Narrators:    Well, he huffed. And he snuffed.

Narrator 2:   And he sneezed a great sneeze.

Narrator 3:   And you know what? That whole darn straw house fell down.
              And right in the middle of the pile of straw was the First Little Pig-
              dead as a doornail.

Narrator 4:   He had been home the whole time.

Narrator 5:   It seemed like a shame to leave a perfectly good ham dinner
              lying there in the straw. So the wolf ate it up.

Narrator 6:   Think of it as a big cheeseburger just lying there.
Narrator 1:   He was feeling a little better. But he still didn't have his cup of

Narrator 2:   So he went to the next neighbor's house.

Narrator 3:   This neighbor was the First Little Pig's brother. He was a little
              smarter, but not much. He had built his house of sticks.

Narrator 4:   He rang the bell on the stick house.

Narrator 5:   Nobody answered.

Narrator 6:   He called:

Wolf:         “Mr. Pig, ... Mr. Pig, are you in?”

Narrator 1:   He yelled back:

2nd Pig:      “Go away wolf. You can't come in. I'm shaving the hairs on my
              chinny chin chin.”

Narrator 2:   He had grabbed the doorknob when he felt another sneeze
              coming on.

Narrators:    He huffed. And he snuffed.

Narrator 3:   And he tried to cover his mouth, but he sneezed a great sneeze.

Narrator 4:   And you're not going to believe it, but this guy's house fell down
              just like his brother's.

Narrator 5:   When the dust cleared, there was the second Little Pig -- dead as
              a doornail.

Wolf:         “Wolf's honor!”

Narrator 6:   Now you know food will spoil if you leave it out in the open.

Narrator 1:   So the wolf did the only thing there was to do. He had dinner
Narrator 2:   Think of it as a second helping.

Narrator 3:   He was getting awfully full. But his cold was feeling a little better.

Narrator 4:   And he still didn't have that cup of sugar for his dear old
              granny's birthday cake.

Narrator 5:   So the wolf went to the next house. This guy was the First and
              Second Little Pigs' brother.

Narrator 6:   He must have been the brains of the family. He had built his
              house of bricks.

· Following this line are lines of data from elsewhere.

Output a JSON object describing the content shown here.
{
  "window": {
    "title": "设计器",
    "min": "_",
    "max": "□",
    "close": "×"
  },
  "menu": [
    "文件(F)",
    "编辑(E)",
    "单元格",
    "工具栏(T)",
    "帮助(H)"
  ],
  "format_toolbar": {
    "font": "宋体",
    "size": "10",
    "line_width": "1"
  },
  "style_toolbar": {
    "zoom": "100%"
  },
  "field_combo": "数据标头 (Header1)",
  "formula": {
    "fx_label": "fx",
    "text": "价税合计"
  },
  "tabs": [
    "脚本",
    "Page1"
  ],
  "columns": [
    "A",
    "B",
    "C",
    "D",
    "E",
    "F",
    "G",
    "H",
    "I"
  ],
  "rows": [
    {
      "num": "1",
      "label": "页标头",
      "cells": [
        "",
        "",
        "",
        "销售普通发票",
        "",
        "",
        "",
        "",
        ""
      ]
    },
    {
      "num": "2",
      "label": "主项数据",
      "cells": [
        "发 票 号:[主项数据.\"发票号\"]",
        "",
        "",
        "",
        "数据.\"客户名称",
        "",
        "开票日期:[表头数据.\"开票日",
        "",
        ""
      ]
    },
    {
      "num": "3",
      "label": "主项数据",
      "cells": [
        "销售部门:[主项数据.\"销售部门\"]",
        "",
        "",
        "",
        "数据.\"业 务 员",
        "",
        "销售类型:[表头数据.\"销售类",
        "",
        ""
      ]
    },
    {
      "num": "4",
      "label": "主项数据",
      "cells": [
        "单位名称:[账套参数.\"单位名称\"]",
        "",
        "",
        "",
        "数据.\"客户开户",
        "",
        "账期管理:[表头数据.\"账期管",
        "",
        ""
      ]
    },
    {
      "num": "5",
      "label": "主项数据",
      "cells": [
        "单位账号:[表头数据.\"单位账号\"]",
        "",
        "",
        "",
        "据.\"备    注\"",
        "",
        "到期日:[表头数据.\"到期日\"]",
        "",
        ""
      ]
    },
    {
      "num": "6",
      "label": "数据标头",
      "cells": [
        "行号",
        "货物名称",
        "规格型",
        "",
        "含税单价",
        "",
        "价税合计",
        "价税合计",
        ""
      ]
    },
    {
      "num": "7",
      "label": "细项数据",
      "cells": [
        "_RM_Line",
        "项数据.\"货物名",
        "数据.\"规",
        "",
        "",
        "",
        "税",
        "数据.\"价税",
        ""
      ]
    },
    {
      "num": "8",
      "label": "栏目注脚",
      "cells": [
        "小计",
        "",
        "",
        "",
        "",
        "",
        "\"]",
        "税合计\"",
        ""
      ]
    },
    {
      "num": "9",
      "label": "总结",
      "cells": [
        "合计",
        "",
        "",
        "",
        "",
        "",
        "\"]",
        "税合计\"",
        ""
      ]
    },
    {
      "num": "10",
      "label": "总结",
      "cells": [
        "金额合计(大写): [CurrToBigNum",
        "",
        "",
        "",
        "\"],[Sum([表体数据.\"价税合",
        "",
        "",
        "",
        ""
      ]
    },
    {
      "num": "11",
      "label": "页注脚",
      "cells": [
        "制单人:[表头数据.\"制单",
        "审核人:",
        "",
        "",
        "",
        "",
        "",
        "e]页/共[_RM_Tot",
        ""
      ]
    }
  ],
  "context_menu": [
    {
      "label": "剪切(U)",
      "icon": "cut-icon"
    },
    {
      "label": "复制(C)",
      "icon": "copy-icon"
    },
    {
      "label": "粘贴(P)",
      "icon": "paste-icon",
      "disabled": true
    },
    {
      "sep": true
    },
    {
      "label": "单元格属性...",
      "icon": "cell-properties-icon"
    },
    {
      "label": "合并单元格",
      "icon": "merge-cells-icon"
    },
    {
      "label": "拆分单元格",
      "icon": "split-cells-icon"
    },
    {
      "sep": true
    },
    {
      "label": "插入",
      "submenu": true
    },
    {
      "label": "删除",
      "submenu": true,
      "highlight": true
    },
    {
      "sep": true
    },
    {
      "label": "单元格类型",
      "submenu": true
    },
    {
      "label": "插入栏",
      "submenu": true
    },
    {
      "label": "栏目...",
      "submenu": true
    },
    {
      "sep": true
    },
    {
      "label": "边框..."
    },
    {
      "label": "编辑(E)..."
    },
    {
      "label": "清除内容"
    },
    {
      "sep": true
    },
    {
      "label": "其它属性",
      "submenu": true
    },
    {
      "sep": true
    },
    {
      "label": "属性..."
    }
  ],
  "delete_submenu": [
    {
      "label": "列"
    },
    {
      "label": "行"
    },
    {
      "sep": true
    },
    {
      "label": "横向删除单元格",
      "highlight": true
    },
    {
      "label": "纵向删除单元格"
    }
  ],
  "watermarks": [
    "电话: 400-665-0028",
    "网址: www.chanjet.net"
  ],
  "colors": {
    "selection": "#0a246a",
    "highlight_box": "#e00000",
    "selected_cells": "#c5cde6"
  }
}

Narrator 1:   The wolf knocked on the brick house. No answer.

Wolf:         “Mr. Pig,. . . Mr. Pig, are you in?”

Narrator 2:   And do you know what that rude little porker answered?

3rd Pig:      “Get out of here, Wolf. Don't bother me again.”

Narrator 3:   Talk about impolite!

Narrator 4:   He probably had a whole sackful of sugar.

Narrator 5:   And he wouldn't give the wolf even one little cup for his dear,
              sweet old granny's birthday cake.

Narrator 6:   What a pig!

Narrator 1:   The wolf was just about to go home and maybe make a nice
              birthday card instead of a cake, when he felt his cold coming on.

Narrators:    He huffed. And he snuffed. And he sneezed once again.

Narrator 2:   Then the Third Little Pig yelled:

3rd Pig:      “And your old granny can sit on a pin!”
Narrator 3:   The wolf was usually a pretty calm fellow. But when he heard
              somebody talk about his dear, sweet old granny like that, he
              went a little crazy.

Narrator 4:   When the cops drove up, of course he was trying to break
              down this Pig's door. Andthe whole time the wolf was huffing
              and puffing and sneezing and making a real scene.

Narrator 5:   The rest, as they say, is history.

Narrator 6:   The news reporters found out about the two pigs he had for

Narrator 1:   They figured a sick guy going to borrow a cup of sugar didn't
              sound very exciting.

Narrator 2:   So they jazzed up the story with all that "huff and puff" and "blow
              your house down" stuff.

Narrator 3:   And they made him the Big Bad Wolf.

Narrator 4:   That's it.

Narrator 5:   The real story.

Wolf:         “I WAS FRAMED!”

Narrators:    But maybe you could loan him a cup of sugar.

All:          The end.

To top